ACTION ITEM » Search the entries for the word "HAPPY". Copy every line where it turns up.

+ + + + +

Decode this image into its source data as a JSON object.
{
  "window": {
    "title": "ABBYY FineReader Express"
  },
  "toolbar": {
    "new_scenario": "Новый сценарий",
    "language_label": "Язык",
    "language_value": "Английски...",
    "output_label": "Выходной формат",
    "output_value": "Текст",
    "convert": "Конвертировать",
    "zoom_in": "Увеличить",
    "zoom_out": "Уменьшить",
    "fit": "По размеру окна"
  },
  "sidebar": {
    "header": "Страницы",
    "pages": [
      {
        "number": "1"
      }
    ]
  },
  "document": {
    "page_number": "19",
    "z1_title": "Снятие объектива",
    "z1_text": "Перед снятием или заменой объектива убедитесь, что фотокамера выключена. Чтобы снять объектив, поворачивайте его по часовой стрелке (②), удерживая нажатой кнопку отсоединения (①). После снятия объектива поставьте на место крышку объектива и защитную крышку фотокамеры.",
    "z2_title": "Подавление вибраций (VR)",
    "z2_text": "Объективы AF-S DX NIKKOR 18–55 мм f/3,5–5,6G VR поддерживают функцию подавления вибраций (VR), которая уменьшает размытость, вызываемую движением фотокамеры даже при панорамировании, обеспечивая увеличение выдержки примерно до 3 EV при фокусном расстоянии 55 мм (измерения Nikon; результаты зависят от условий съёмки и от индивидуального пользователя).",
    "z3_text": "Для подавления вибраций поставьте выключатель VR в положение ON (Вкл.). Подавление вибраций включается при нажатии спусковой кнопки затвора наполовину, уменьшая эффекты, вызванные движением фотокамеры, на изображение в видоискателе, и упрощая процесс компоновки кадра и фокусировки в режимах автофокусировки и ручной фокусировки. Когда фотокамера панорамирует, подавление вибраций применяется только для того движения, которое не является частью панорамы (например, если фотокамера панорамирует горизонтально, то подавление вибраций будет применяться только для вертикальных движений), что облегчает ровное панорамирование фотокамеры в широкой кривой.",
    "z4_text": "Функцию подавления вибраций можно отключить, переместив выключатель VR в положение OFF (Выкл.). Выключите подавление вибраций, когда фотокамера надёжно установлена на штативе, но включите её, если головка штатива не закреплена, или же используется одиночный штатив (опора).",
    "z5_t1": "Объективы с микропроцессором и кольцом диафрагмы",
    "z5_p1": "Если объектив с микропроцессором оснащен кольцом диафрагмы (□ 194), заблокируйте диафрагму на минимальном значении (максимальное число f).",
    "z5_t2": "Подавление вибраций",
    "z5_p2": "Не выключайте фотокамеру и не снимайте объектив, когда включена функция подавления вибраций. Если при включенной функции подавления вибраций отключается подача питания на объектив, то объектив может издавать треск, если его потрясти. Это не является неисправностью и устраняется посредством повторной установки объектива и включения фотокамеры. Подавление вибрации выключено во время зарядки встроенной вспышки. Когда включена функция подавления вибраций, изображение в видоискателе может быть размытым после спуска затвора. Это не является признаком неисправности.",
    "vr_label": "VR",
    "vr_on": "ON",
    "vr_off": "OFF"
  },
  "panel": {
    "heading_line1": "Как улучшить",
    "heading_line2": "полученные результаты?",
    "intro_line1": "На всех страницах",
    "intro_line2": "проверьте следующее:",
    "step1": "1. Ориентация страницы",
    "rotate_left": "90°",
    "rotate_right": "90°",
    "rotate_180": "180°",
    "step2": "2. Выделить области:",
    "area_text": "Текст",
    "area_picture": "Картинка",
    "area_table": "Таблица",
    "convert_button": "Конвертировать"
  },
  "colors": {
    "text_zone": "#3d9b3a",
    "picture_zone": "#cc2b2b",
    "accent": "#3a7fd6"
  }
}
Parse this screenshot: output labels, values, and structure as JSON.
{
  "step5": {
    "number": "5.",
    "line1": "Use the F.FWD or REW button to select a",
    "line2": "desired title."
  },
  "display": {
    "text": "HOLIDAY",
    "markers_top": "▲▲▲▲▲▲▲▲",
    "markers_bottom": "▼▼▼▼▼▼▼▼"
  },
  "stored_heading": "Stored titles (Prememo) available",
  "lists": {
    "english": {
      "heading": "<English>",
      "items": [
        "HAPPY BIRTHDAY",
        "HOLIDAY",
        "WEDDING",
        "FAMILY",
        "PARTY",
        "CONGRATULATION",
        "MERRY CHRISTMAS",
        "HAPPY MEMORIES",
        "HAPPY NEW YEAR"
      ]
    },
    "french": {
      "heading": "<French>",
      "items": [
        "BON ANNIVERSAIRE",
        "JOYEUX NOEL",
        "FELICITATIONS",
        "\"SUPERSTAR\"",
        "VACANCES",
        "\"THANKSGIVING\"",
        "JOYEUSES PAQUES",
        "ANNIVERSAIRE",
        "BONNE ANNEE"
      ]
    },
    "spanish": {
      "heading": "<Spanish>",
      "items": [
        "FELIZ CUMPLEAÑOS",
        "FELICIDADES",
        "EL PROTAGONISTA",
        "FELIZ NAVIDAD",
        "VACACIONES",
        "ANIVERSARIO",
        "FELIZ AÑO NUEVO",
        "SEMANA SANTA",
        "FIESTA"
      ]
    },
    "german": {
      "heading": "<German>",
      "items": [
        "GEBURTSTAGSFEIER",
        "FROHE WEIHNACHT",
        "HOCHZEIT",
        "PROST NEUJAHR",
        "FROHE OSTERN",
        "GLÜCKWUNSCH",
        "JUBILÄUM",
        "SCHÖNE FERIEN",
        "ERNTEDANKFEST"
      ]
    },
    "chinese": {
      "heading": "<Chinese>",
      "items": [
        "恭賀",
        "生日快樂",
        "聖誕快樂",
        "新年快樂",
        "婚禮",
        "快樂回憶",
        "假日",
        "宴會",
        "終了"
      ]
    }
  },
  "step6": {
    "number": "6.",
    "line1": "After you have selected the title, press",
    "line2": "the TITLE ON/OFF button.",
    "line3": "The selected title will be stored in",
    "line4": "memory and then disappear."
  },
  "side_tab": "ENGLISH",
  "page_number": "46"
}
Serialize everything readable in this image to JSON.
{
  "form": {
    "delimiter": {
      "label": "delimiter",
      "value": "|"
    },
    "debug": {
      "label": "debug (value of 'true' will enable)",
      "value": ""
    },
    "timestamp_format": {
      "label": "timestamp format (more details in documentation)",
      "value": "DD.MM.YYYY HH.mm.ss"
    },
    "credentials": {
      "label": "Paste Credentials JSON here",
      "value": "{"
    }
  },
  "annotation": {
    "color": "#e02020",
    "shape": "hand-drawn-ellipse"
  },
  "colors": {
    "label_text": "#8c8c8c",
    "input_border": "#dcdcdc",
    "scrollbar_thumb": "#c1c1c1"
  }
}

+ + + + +

TASK OUTPUT »
        "HAPPY BIRTHDAY",
        "HAPPY MEMORIES",
        "HAPPY NEW YEAR"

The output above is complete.